Task prompt:
Scan the entries for the word "origin" and return every line that has it.

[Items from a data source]

##############################

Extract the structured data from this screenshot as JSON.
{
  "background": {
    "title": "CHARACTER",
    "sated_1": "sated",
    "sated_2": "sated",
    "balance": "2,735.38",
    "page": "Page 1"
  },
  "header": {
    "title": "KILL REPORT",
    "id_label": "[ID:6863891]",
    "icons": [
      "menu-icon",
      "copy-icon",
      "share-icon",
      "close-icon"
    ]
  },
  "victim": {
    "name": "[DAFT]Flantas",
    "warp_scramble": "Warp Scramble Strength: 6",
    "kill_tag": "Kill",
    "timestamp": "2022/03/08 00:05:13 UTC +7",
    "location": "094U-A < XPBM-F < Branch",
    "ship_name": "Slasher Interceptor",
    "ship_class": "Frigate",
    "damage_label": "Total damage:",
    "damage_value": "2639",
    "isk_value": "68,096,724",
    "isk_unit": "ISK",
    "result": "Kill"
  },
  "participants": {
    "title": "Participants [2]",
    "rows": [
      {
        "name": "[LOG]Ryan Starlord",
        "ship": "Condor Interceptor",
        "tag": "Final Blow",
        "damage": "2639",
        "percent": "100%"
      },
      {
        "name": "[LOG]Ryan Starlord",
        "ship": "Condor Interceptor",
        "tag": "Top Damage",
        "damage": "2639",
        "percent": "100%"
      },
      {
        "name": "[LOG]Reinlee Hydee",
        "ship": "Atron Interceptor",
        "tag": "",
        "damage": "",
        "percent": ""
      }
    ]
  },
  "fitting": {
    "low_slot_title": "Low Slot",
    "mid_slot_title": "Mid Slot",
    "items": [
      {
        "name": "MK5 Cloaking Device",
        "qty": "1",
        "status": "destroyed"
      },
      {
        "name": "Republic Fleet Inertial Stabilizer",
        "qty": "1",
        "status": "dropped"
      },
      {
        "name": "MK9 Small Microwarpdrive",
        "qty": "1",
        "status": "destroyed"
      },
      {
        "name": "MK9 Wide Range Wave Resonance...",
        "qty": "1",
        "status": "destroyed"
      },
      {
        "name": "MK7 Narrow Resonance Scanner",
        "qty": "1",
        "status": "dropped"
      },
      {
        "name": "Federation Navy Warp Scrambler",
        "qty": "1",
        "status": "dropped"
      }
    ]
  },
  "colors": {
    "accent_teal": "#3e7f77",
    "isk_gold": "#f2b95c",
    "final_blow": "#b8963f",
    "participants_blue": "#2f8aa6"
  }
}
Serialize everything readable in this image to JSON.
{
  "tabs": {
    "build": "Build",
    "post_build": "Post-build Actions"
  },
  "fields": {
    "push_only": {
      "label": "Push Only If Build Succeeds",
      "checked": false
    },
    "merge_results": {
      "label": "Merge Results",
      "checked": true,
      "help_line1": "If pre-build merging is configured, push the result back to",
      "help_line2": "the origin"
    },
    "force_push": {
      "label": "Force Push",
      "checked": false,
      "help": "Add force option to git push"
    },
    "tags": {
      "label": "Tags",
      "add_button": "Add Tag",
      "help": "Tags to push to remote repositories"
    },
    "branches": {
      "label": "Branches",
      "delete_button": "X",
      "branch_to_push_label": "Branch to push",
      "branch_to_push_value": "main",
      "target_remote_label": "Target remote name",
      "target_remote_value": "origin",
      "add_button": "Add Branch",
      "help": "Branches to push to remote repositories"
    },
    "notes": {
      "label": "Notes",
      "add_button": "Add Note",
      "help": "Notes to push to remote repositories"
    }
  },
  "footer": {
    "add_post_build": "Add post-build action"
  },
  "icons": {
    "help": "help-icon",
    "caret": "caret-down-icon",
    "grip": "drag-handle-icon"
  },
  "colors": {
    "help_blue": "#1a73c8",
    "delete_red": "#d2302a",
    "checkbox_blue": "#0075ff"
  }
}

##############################

Task result:
      "help_line2": "the origin"
      "target_remote_value": "origin",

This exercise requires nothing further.